This one is a bit more personal. One discovery I found from the cleanse is that I mostly shopped and made purchases based on emotion. I won't get into the nitty gritty of what emotions drove my purchasing habits, however since I began to apply more mindfulness on the cues and triggers of what caused me to add an item to a cart or pull out my wallet, I began to see a pattern of emotions. 

Conclusion: 

Anything non-essential can be added to a favorites or a wish list. Give yourself a set time, 21-30 days before purchasing this item. If you've found that this item really wasn't something you needed and the emotion has passed, give yourself a pat on the back for saving those extra dollars. 
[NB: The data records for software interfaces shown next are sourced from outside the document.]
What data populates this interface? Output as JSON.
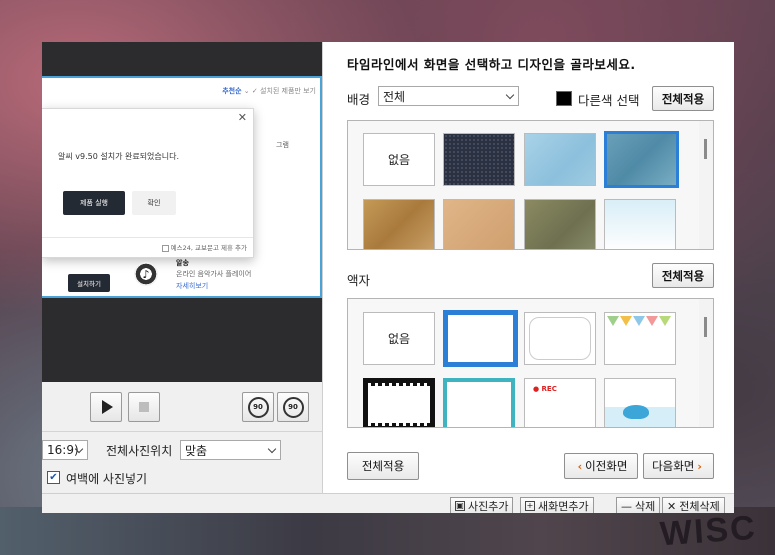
{
  "preview": {
    "sort_label": "추천순",
    "header_tail": "설치된 제품만 보기",
    "dialog_message": "알씨 v9.50 설치가 완료되었습니다.",
    "run_button": "제품 실행",
    "ok_button": "확인",
    "footer_text": "예스24, 교보문고 제휴 추가",
    "install_button": "설치하기",
    "app_name": "알송",
    "app_desc": "온라인 음악가사 플레이어",
    "app_link": "자세히보기",
    "side_fragment": "그램"
  },
  "playback": {
    "rotate_left": "90",
    "rotate_right": "90"
  },
  "options": {
    "ratio_value": "16:9)",
    "position_label": "전체사진위치",
    "position_value": "맞춤",
    "fill_margin_label": "여백에 사진넣기",
    "fill_margin_checked": true
  },
  "design": {
    "title": "타임라인에서 화면을 선택하고 디자인을 골라보세요.",
    "background_label": "배경",
    "background_select": "전체",
    "other_color_label": "다른색 선택",
    "apply_all": "전체적용",
    "none_tile": "없음",
    "frame_label": "액자",
    "frame_apply_all": "전체적용",
    "bottom_apply_all": "전체적용",
    "prev_screen": "이전화면",
    "next_screen": "다음화면",
    "rec_text": "REC",
    "swatch_color": "#000000",
    "accent_color": "#2b7fd6"
  },
  "bottom_toolbar": {
    "add_photo": "사진추가",
    "new_screen": "새화면추가",
    "delete": "삭제",
    "delete_all": "전체삭제"
  },
  "backdrop": {
    "bottom_text": "WISC"
  }
}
Capsule wardrobe:

You know, Wonder Woman only wears one suit. So does Barack Obama. As part of the cleanse I began to develop my capsule wardrobe. A capsule wardrobe is going to look a bit different for each person, just like how minimalism is going to look different from household to household.

For me personally, the ideal capsule wardrobe means less decision fatigue.  This means fine tuning to the essentials that allow me to go about my daily life without having to figure out what to wear to yoga, to work and to social events.  It's incredibly LIBERATING to not have to think about what to wear. It's also a wonderful feeling to look at an organized closet that is not over stuffed with items.

Conclusion:

This fine tuning continues to remain an exercise in non-attachment and letting go. Even to this day I find that I still hold onto some material items because they have some sentimental value.

I have heard that attachment to material items is a type of fear. Whether it is a fear of forgetting the past or a fear of the future. Like holding onto the many pasta noodle artwork pieces my kids made for me years ago because of my fear of them growing up and leaving the nest. 

This deep rooted attachment based on my inability to let go of the past continues to be an exploration of non-clinging, of aparigraha. I remind myself that eventually I will need to release all things, titles, relationships once I'm done existing on this plane. 

The other type of fear is what the future may bring. How many times have I paused to hold on to an item because "I may need this just in case...."  

Now, it's incredibly practical to have a well thought out emergency kit for disaster preparedness, but even this can be approached methodically and minimally.  I am still currently in the midst of putting together our kit and filing a centralized plan. I will attempt to write coherently about this in the near future. 

Final Conclusion: 

There were so many benefits in addition to the ones I have listed above that I've decided to do this spending cleanse again.  This time I will aim for 6 months.  In addition, since I was able to save quite a bit over the 14 weeks of the cleanse, I plan to create a give back plan for the next 6 month period. Based on my projections I plan to give 3% of my total savings as a result of the cleanse towards charity.  I'll be asking you all for some assistance on where to send proceeds to after the cleanse is done.  

As always, thanks for reading this post and supporting me by your comments. Stay tuned for upcoming posts on creating a capsule wardrobe, my adventures in a new minimalism challenge, yoga workshops and other art projects in the works. 

With love, 

Charina